This course introduces the fundamentals of technology entrepreneurship, pioneered in Silicon Valley and now influencing other locations around the world. You will learn the process used by technology entrepreneurs to start companies. It involves taking a technology idea and finding a high-potential commercial opportunity, gathering resources such as talent and capital, figuring out how to sell and market the idea, and managing rapid growth. The class demonstrates the entrepreneurial mindset ... when others see insurmountable problems, people look for opportunities in technology and business solutions. A technology entrepreneurial perspective is also a wonderful way of thinking in order to tackle new opportunities in social entrepreneurship, whether it is in government or NGOs (non-profits).

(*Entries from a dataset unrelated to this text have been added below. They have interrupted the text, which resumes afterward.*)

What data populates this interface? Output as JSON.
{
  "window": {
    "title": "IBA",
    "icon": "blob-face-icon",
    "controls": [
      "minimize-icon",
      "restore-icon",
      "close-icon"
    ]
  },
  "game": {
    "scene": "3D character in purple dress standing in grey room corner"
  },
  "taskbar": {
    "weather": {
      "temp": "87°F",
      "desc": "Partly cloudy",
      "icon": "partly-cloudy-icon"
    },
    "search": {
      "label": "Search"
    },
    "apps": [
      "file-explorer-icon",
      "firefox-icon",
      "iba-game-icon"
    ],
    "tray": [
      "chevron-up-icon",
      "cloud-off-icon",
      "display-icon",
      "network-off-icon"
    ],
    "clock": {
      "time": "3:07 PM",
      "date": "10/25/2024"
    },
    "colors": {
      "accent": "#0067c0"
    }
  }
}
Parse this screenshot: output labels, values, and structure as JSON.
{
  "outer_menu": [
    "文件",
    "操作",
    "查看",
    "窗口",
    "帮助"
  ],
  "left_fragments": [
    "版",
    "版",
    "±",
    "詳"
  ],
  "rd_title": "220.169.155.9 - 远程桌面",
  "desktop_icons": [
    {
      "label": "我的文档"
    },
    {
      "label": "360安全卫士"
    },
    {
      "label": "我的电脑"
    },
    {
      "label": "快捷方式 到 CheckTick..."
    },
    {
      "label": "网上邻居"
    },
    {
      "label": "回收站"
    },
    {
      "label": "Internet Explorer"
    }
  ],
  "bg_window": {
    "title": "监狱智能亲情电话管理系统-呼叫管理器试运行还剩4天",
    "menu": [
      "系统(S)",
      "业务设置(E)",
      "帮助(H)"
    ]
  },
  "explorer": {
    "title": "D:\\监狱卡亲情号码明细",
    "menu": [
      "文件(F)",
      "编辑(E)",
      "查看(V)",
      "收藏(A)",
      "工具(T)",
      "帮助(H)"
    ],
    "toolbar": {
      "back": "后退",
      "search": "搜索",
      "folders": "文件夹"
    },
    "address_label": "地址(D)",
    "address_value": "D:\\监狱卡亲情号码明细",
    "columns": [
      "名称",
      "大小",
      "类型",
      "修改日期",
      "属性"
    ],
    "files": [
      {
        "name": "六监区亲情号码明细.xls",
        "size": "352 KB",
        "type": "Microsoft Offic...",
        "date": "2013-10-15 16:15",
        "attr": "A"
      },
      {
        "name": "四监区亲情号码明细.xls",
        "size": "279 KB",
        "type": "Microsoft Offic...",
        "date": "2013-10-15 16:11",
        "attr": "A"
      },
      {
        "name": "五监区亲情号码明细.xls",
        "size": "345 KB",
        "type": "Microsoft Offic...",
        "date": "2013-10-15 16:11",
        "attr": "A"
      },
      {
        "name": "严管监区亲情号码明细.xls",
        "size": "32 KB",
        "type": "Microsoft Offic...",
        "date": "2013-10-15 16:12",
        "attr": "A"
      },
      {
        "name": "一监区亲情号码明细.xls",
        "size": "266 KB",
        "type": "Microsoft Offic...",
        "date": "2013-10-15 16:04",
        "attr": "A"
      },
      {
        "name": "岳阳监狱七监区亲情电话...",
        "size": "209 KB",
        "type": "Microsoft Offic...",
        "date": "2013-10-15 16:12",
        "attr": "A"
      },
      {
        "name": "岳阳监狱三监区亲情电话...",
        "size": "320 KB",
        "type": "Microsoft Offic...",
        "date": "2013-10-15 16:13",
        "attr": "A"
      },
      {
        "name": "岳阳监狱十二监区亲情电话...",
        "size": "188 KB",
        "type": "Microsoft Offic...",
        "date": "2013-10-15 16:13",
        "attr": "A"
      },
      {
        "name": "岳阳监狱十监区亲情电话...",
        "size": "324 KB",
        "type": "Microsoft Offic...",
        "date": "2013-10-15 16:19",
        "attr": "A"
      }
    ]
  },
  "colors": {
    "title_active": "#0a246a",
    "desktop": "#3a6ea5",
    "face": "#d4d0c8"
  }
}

Chuck Eesley provides an introduction and overview of the course on Technology Entrepreneurship (ENGR 145). Including topics such as what you will learn in the class, course design and logistics, "technology entrepreneurship" defined, and other options for entrepreneurship education at Stanford.
Chuck Eesley examines what he describes as the frameworks for entrepreneurship. He describes nine basic models and frameworks for entrepreneurship and hopes that by giving a very broad sense of what entrepreneurship is and what separates the successes from failures.
Chuck Eesley discusses entrepreneurship as a search for a repeatable, scalable business model. In this video, he discusses the group projects in the class, using the business model canvas, including creating a low-fidelity website and market size analysis.
Chuck Eesley discusses technology life cycles and technology diffusion. The typical industry cycles of product and process innovation are discussed. This video also covers some insights that technology entrepreneurs might take away from these patterns when planning their technology strategy.
Chuck Eesley discusses the customer development methodology and the business model canvas. In this video, he talks about how the scientific method can be applied to the process of entrepreneurship. Also discussed are some examples of ways to run experiments and the value of being balanced between optimism/pessimism and being persistent/flexible.
Stephanie Marrus, a Silicon Valley business consultant who is affiliated with the Stanford Technology Ventures program and is a mentor for E145, discusses entrepreneurship in the life sciences. She defines life sciences as an industry, the path to test a new drug in humans, the details and funding of clinical research and trials, tech vs. life science venture characteristics, and the motivations for being a life sciences entrepreneur.
Chuck Eesley continues to talk about customer acquisition as well as the lean start-up model. In this video, he tries to answer the question of why customer acquisition is so difficult, describing it as a balancing act between many different factors and encourages teams to be flexible to changes in their plan.